* Data excerpts *
--- START ---
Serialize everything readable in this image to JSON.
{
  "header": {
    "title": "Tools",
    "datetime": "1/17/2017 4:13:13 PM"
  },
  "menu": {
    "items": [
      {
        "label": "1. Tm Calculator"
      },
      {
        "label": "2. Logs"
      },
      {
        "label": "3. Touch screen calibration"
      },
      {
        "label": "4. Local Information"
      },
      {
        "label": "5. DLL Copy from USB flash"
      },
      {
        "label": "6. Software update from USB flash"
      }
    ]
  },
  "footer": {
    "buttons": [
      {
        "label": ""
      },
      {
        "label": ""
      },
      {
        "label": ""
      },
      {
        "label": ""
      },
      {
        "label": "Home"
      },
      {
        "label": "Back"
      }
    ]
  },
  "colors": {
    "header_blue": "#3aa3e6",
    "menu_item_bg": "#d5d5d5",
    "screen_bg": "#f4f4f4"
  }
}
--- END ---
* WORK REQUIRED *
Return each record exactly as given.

* RESULT OF THE TASK *
Serialize everything readable in this image to JSON.
{
  "header": {
    "title": "Tools",
    "datetime": "1/17/2017 4:13:13 PM"
  },
  "menu": {
    "items": [
      {
        "label": "1. Tm Calculator"
      },
      {
        "label": "2. Logs"
      },
      {
        "label": "3. Touch screen calibration"
      },
      {
        "label": "4. Local Information"
      },
      {
        "label": "5. DLL Copy from USB flash"
      },
      {
        "label": "6. Software update from USB flash"
      }
    ]
  },
  "footer": {
    "buttons": [
      {
        "label": ""
      },
      {
        "label": ""
      },
      {
        "label": ""
      },
      {
        "label": ""
      },
      {
        "label": "Home"
      },
      {
        "label": "Back"
      }
    ]
  },
  "colors": {
    "header_blue": "#3aa3e6",
    "menu_item_bg": "#d5d5d5",
    "screen_bg": "#f4f4f4"
  }
}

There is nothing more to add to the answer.